Mesothelioma developing in carriers of inherited genetic mutations

Yoshie Yoshikawa, Mitsuru Emi, Takashi Nakano, Giovanni Gaudino


Malignant mesothelioma is associated with the exposure to asbestos fibers. Recent discovery of the BAP1 cancer syndrome, a Mendelian disorder with high-penetrance autosomal dominant inheritance fostered the genotyping for nucleotide-level or larger structural alteration of germline DNA. Inherited heterozygous mutations of the BAP1 gene increase the susceptibility to carcinogenic fibers, leading to a concept of gene x environment interaction (GxE) as a pathogenetic mechanism of mesothelioma. Several studies on cohorts of unselected patients with mesothelioma or on familial/early-onset cohorts of mesothelioma cases converged on BAP1 as the more frequent germline mutated gene, followed by other genes involved in DNA repair and homologous recombination. Evidence has been emerging that patients with mesothelioma carrying germline mutations of BAP1 and of other genes, such as those involved in DNA repair and tumor suppressor genes, have better prognosis and higher chemosensitivity when compared with patients with germline wildtype Bap1. We report here a germline genomic analysis targeted 22 genes in a cohort of 101 Japanese patients irrespective of asbestos exposure, age at diagnosis, or personal or family history of cancer. By comparing the results with the Human Genetic Variation Database (HGVD) and the Genome Aggregation Database (gnomAD) we selected rare germline variants with a Combined Annotation Dependent Depletion (CADD) >20. We show here that 31 of 101 subjects were carrying 25 rare variants in 14 genes, neither reported in the HGVD nor in the gnomAD database for 14/25 variants. Besides pathogenic variants of BAP1, rare missense variants were found in genes encoding lysine-specific histone methyltransferase SETD2 and SETDB1 and genes encoding subunits of the mSWI/SNF chromatin remodeling complex.

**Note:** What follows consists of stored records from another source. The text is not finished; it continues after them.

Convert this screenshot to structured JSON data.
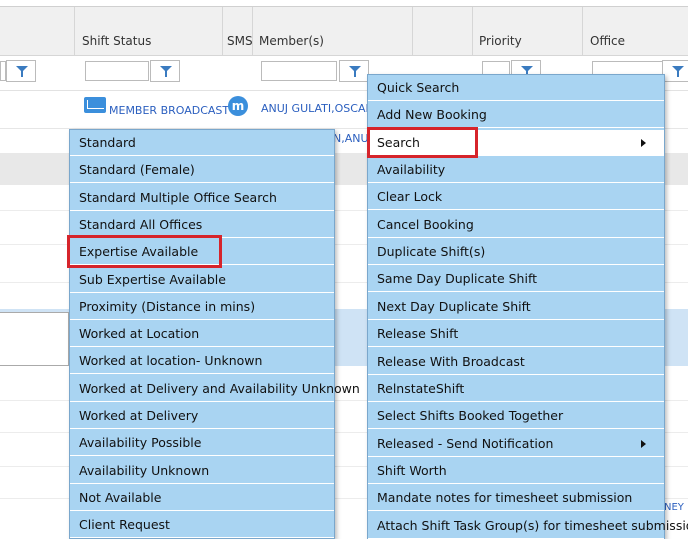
{
  "grid": {
    "columns": {
      "shift_status": "Shift Status",
      "sms": "SMS",
      "members": "Member(s)",
      "priority": "Priority",
      "office": "Office"
    },
    "row1": {
      "broadcast_label": "MEMBER BROADCAST",
      "members_text": "ANUJ GULATI,OSCAR JE",
      "members_text_2": "N,ANUJ",
      "badge_letter": "m"
    },
    "right_hint": "NEY"
  },
  "left_menu": {
    "items": [
      "Standard",
      "Standard (Female)",
      "Standard Multiple Office Search",
      "Standard All Offices",
      "Expertise Available",
      "Sub Expertise Available",
      "Proximity (Distance in mins)",
      "Worked at Location",
      "Worked at location- Unknown",
      "Worked at Delivery and Availability Unknown",
      "Worked at Delivery",
      "Availability Possible",
      "Availability Unknown",
      "Not Available",
      "Client Request"
    ],
    "highlighted": "Expertise Available"
  },
  "right_menu": {
    "items": [
      "Quick Search",
      "Add New Booking",
      "Search",
      "Availability",
      "Clear Lock",
      "Cancel Booking",
      "Duplicate Shift(s)",
      "Same Day Duplicate Shift",
      "Next Day Duplicate Shift",
      "Release Shift",
      "Release With Broadcast",
      "RelnstateShift",
      "Select Shifts Booked Together",
      "Released - Send Notification",
      "Shift Worth",
      "Mandate notes for timesheet submission",
      "Attach Shift Task Group(s) for timesheet submission"
    ],
    "active": "Search",
    "submenu_items": [
      "Search",
      "Released - Send Notification"
    ]
  },
  "colors": {
    "menu_bg": "#a9d4f2",
    "highlight_red": "#d6242b",
    "link_blue": "#2b5fbf"
  }
}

The complete scenario of the genetic background consisting of pathogenic germline variants required for the predisposition and GxE for pathogenesis of mesothelioma appears complex, and further large-scale studies are warranted.